But navy chaplains provided pastoral care for all personnel and their families, regardless of religious affiliation, she said.
“Most people who I see are overwhelmed by the situation in which they find themselves and simply need somewhere to cry and talk.
“Some need more support and I refer them for interviews with the mental health team, or sometimes to our hospital for a good night’s sleep and medical support.”
Ms Lord said she was sometimes asked how, as a Christian, she could justify joining an organisation whose primary business is war.
“It is one that has never troubled me,” she said.
“My first response is that we are a defence force, not an attack or aggression force.
“As an island nation … our travel and trade depend upon safe passage along our sea lanes.
“We … have a responsibility to support our neighbours in times of crisis. Much of the work of the navy is in providing disaster relief in the Asian region and the nations surrounding the Indian and Pacific oceans.”
Ms Lord said that even with these peaceful duties, life in the navy could be tough.
Navy sailors “have to look into the eyes of those (asylum seekers) desperate enough to get into leaky boats, as they send those boats back out of Australian waters.”

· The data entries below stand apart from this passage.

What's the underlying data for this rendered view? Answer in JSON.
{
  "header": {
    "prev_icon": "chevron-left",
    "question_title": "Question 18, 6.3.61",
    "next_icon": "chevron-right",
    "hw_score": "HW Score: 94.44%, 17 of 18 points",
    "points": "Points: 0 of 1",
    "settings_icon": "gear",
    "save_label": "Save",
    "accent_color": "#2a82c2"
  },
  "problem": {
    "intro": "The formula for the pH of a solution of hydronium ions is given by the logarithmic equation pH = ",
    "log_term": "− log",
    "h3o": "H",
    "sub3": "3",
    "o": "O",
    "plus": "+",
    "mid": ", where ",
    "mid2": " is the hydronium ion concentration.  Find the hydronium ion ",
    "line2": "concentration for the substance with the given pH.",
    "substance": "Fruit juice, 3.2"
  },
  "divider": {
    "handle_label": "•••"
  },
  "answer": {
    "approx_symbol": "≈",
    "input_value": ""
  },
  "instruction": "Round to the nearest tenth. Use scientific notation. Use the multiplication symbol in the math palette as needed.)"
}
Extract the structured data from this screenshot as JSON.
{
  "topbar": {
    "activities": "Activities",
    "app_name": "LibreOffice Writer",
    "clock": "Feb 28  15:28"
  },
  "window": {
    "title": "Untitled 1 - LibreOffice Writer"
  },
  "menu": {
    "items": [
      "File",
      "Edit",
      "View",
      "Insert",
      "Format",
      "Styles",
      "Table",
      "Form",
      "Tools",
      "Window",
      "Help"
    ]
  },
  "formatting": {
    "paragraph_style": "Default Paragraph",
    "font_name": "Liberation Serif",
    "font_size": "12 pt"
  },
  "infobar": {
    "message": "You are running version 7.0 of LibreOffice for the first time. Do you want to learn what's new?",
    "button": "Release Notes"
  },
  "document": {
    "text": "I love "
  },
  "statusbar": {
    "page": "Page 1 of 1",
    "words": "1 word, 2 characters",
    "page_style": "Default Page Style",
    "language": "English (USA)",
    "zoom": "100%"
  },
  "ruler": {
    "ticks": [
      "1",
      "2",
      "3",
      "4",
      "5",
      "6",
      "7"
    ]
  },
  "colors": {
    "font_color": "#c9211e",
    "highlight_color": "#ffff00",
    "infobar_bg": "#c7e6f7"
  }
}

They had to “wrestle with whether it is better to pick the bodies and body parts of drowned asylum seekers from the water, or to leave them there – and then suffer nightmares, post-traumatic stress disorder and suicidal (thoughts) as a result.”
Navy work was tough on family and home life, she added, as well as “dirty, boring, lonely, frightening and morally complicated.”
This was true for sailors and chaplains. “But through that work I get to be the hands and face of Christ.”
Ms Lord added that the communal life within a ship and the vastness of the ocean were two “very Christian concepts”.
Aboard a ship, “everyone has a role to play, and everyone else depends upon every person doing their job … there are no passengers in a warship.”
The vast ocean was “but a tiny reflection of the endlessness of space and that can only begin to point to the infinity of our eternal God”.
“While the distances across the ocean are vast, nothing blew my mind like knowing that I was sailing across bodies of water where the depth could be measured in miles.”
The lecture was held on 15 March.